A federal court judge ruled in mid-December that an Atlanta, GA, city policy requiring public employees to get permission to do other work outside their city employment, that led to the firing of Fire Chief Kevin Cochran in 2015, was unconstitutional.  The long-time fire chief had a distinguished career that included an appointment by Pres.
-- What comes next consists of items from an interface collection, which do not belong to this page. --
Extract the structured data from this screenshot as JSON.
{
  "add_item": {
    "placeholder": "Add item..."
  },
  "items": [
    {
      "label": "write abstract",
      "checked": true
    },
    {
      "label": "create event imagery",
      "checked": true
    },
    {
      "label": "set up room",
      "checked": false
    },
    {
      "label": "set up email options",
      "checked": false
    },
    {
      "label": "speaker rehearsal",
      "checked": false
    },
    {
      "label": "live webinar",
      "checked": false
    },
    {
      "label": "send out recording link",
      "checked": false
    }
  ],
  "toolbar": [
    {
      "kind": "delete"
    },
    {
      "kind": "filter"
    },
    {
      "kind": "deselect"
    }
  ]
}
Obama as the U.S. Fire Administrator.  Nevertheless, he was fired for authoring and self-publishing a book for his men’s Bible study that upholds the biblical view on sexuality.
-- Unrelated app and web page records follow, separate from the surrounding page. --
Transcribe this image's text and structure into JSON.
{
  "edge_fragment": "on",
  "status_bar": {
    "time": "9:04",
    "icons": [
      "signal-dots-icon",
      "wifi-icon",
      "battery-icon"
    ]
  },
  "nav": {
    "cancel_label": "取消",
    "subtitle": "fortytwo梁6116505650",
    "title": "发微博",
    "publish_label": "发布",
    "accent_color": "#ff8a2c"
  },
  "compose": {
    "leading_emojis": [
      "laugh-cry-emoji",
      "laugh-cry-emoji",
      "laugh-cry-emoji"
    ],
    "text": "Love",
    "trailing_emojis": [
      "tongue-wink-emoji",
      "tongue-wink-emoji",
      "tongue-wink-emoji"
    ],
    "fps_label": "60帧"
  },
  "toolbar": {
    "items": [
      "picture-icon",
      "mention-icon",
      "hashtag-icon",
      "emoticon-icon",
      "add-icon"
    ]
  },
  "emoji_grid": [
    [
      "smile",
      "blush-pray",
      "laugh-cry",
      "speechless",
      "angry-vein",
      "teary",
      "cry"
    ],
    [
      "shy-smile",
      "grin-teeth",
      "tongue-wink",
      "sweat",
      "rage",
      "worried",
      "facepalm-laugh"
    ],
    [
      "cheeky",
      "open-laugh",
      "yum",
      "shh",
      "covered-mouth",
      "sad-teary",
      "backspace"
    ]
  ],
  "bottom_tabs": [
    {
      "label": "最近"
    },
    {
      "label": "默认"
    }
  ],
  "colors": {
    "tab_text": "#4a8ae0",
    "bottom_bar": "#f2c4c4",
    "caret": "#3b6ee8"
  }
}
“Atlanta can no longer require employees to get permission from the city for speech unrelated to work or punish them if they don’t,” said an Alliance Defending Freedom attorney.   “This win protects all city employees wanting to engage in ‘controversial’ speech – whether that be what the Bible has to say about marriage or what Charlie Brown and the Bible have to say about Christmas.”
However, the Atlanta city attorney is also declaring victory.  “We are pleased that Judge May ruled that the mayor acted lawfully and appropriately in terminating Mr. Cochran’s employment. … (This lawsuit) is an employment matter involving an executive  in charge of more than 1,100 firefighters and tasked to lead by example.”
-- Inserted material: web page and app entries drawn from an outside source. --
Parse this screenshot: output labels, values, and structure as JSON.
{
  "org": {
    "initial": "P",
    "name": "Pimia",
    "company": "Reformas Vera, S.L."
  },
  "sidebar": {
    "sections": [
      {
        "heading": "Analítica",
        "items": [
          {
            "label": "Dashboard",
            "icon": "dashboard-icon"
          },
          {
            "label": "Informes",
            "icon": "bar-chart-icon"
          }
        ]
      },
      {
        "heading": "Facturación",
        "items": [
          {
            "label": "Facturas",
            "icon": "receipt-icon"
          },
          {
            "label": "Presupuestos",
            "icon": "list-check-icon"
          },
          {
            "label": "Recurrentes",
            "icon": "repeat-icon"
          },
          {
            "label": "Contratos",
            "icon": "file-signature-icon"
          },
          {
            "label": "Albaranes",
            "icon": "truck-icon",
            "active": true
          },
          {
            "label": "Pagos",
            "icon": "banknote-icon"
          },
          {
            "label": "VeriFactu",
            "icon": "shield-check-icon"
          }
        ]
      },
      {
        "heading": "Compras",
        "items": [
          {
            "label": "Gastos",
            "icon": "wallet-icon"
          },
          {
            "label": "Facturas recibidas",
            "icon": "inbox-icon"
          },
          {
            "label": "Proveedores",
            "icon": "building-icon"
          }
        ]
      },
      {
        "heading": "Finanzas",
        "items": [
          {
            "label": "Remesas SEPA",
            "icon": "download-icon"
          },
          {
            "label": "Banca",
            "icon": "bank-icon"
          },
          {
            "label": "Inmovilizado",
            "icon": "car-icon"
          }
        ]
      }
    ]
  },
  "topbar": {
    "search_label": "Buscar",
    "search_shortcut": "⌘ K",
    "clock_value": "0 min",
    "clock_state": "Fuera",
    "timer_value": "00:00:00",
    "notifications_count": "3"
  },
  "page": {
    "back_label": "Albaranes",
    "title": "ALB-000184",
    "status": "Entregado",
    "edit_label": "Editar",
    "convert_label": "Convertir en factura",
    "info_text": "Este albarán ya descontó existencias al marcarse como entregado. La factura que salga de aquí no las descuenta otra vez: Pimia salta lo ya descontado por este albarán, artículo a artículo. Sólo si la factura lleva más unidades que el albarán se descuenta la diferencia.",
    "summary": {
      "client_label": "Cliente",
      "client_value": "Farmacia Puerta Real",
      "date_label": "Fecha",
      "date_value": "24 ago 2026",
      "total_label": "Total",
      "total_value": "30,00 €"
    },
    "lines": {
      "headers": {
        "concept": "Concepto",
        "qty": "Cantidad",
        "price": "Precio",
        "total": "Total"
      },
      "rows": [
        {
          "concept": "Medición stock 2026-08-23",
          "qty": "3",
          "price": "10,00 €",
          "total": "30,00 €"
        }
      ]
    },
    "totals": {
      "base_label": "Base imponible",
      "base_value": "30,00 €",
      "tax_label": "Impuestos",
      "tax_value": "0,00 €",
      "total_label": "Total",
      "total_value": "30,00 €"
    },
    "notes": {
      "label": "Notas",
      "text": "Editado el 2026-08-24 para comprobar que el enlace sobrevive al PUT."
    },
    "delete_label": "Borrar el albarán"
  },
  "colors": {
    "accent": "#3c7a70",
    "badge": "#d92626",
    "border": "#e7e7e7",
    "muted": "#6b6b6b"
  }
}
For now, Cochran’s case will continue through the courts to determine if the chief gets his job back and receives some compensation.
Chief Cochran said, “It’s still unthinkable to me that the very faith and patriotism that inspired my professional achievements and drove me to treat all people with love and equity is what the government ultimately used to bring my dream career to an end.  All Americans are guaranteed the freedom of actually believing and thinking in such a way that does not cost them the consequences that I’ve experienced in this termination.”

(, 12/21/17;, 12/20/17;, 12/21/17)
“We have become certain of two things: religious freedom is under attack, and we will not cease our struggle to protect it.”  Cardinal Timothy Dolan, New York
25 Dec

The True Meaning of “Separation of Church and State”

Our forefathers would have never accepted or permitted the restrictions on religion or conscience that are enacted today under the banner “Separation of Church and State,” since these restrictions are the exact opposite of the intent of Thomas Jefferson’s “separation …” phrase.  The intent of the founders was not to establish the government as a God-free zone, but to ensure that matters of religious conscience and practice was a government-free zone.
Yet, frequently today, crosses are ripped down in parks, prayer has been banished from schools, and there are lawsuits trying to remove “under God” from the Pledge of Allegiance.  
How did this happen?  It seems that over the past half-century, when we weren’t paying close attention, atheist and freedom-from-religion groups challenged America’s founding principles in the public square, in schools and in the courts, thus succeeding in mutating Jefferson’s reassurance to the Danbury Baptist Church that government couldn’t interfere in their First Amendment Freedom of Religion rights.  President Jefferson wrote that the “free exercise” clause “built a wall of separation between Church and State.”
Our founders fought for a nation where, in the words of Pastor John Leland, all would be “equally free – Jews, Turks, Pagans, and Christians.”  They knew from history that an attack on anyone’s religious liberty would be destructive to everyone’s religious liberty; for where government, through power, can dictate, there is no liberty.
                 (, 7/9/11;; KrisAnneHall, 6/26/13)
“God governs in the affairs of men … And if a sparrow cannot fall to the ground without His notice, is it probable that an empire can rise without His aid?”       Benjamin Franklin